Then, things changed. In the final moments of labor, the tracing report showed a sudden, large decline in the baby’s heartbeat, and as Erika pushed her into the world, the delivery room became frantic with doctors from the NICU.
Sommer Vivienne Young was born on Thursday, August 25, 2022. She weighed 7 pounds, 3 ounces. It was immediately clear that something was wrong: she was pale gray and limp. Kris remembered the distinct “thud” of the baby landing on Erika’s chest. He says, “I had just a moment to look at her and to look Erika in the eyes before she was whisked away into the small baby bed monitoring station in the delivery room.”

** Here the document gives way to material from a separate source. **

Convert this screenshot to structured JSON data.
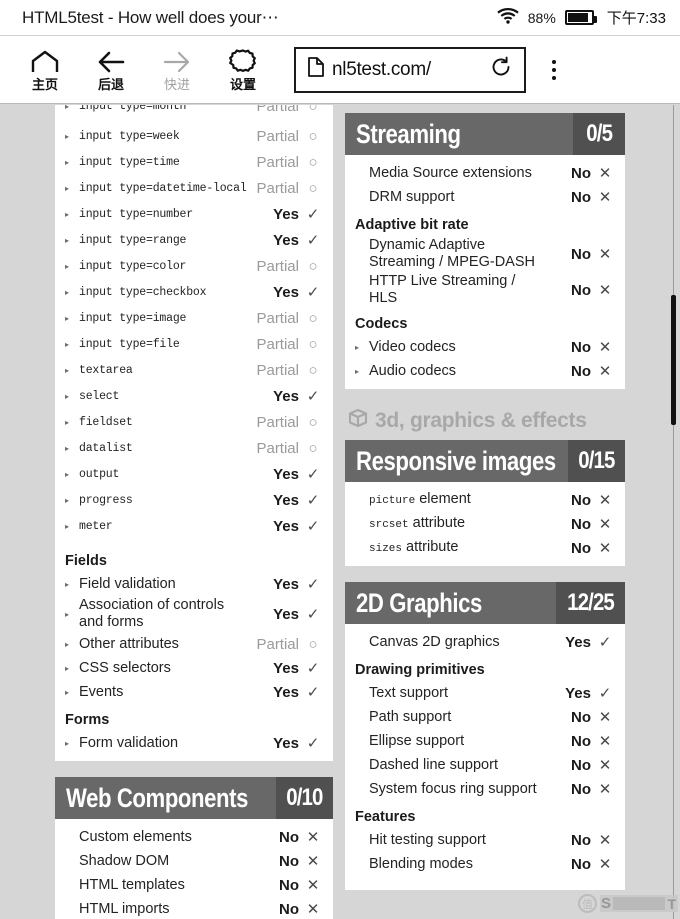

A dozen or more medical personnel flooded into the room. Kris looked down at his wife, who with tears in her eyes said, “I hope our baby is OK, Kris, I hope she’s OK.” “That sound reel replays in my head often,” he says.
Sommer wasn’t well. Her heart rate slowed and her situation worsened. Sommer Vivienne Young was alive for an hour and fifty minutes. She never opened her eyes or was able to take a breath on her own.
“We brought Sommer back to our delivery room, where we held and cuddled her for a few hours,” Kris says. “I tried my best to hold her, appreciate her, love her, and soak in those moments.”
Sommer would’ve celebrated her first birthday August 25. Erika and Kris Young connected with March of Dimes to express the importance of research so no other family experiences what they did.
“We wanted to have a legacy for Sommer,” Erika says. While Sommer won’t get a chance to live out the aspirations her parents had for her life, you can help her make an impact on families everywhere. Your donation to March of Dimes lets us continue fighting for the health of all moms and babies through our research, education, and advocacy.
You can also support, like the Youngs have, the March of Dimes Innovation Fund, which is investing in healthcare companies focused on solving maternal and infant health challenges.
The hospital and doctors who reviewed Sommer’s case are still uncertain whether a possible lack of oxygen may have started in the second stage of labor or if a sudden, catastrophic, unexplainable event occurred as Erika pushed her out.
“This is part of why we’re so committed to the March of Dimes Innovation Fund,” Erika said. “We want to bring more and better technologies to pregnancy and delivery for doctors to have more information and so that other families don't have to live without answers when things go awry.”